Spanish Police Take Down Clam Gang

The phrase food crime usually entails mixing watermelon and lentils or decorating a glass of milk with hot dogs. But an organized crime group in Spain may have given it a new meaning when it poisoned 27 people with illegally poached clams.

Illegally harvested clams are seen during a police seizure in early December 2019. (La Guardia Civil)Illegally harvested clams are seen during a police seizure in early December 2019. (La Guardia Civil)Europol said on Thursday that 43 people were arrested and 11 companies were placed under investigation following the food poisoning.  

Spanish police officers seized more than 40 tons of Japanese clams, estimated to be worth US$387,000, along with cash. They also raided several hideouts where criminals were keeping the clams in hatcheries.

The organized crime group is believed to have operated for at least a year, making $10 million from selling 1,100 tons of clams.

"The illegal clams were harvested in Portugal and then moved to Spain for the most lucrative seasons – the summer and the end-of-the-year holidays," Europol said in a statement. "After a brief clean up, the contaminated clams were sold in markets and restaurants. Washing the clam got rid of the bacteria (E. coli), but did not eliminate the viruses (Norovirus genogroup I and II and Hepatitis A)."

Those responsible for running the illegal hatcheries mixed contaminated clams with ones acquired legally and used false documents from Portuguese estuaries to make it difficult to trace their origin, Spanish police said.

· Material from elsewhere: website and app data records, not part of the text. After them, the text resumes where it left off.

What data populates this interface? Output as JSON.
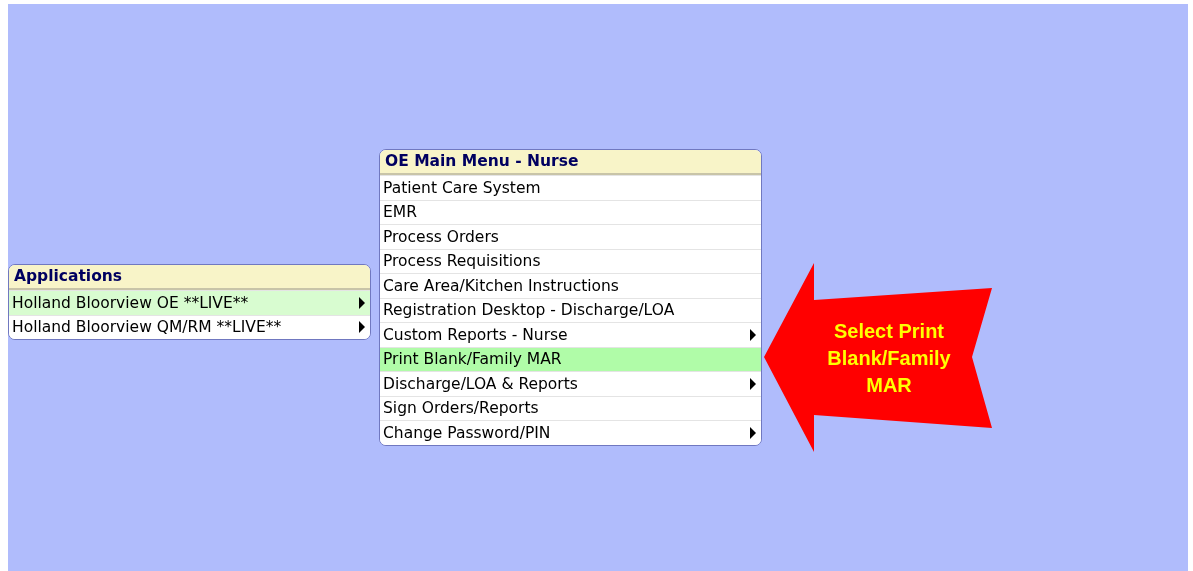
{
  "menus": [
    {
      "title": "Applications",
      "items": [
        {
          "label": "Holland Bloorview OE **LIVE**",
          "selected": true,
          "has_submenu": true
        },
        {
          "label": "Holland Bloorview QM/RM **LIVE**",
          "selected": false,
          "has_submenu": true
        }
      ]
    },
    {
      "title": "OE Main Menu - Nurse",
      "items": [
        {
          "label": "Patient Care System",
          "selected": false,
          "has_submenu": false
        },
        {
          "label": "EMR",
          "selected": false,
          "has_submenu": false
        },
        {
          "label": "Process Orders",
          "selected": false,
          "has_submenu": false
        },
        {
          "label": "Process Requisitions",
          "selected": false,
          "has_submenu": false
        },
        {
          "label": "Care Area/Kitchen Instructions",
          "selected": false,
          "has_submenu": false
        },
        {
          "label": "Registration Desktop - Discharge/LOA",
          "selected": false,
          "has_submenu": false
        },
        {
          "label": "Custom Reports - Nurse",
          "selected": false,
          "has_submenu": true
        },
        {
          "label": "Print Blank/Family MAR",
          "selected": true,
          "has_submenu": false
        },
        {
          "label": "Discharge/LOA & Reports",
          "selected": false,
          "has_submenu": true
        },
        {
          "label": "Sign Orders/Reports",
          "selected": false,
          "has_submenu": false
        },
        {
          "label": "Change Password/PIN",
          "selected": false,
          "has_submenu": true
        }
      ]
    }
  ],
  "callout": {
    "lines": [
      "Select Print",
      "Blank/Family",
      "MAR"
    ]
  }
}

The group then smuggled the clams from Portugal into the Spanish cities of Huelva and Cantabria, where the mollusks were purchased by local restaurants.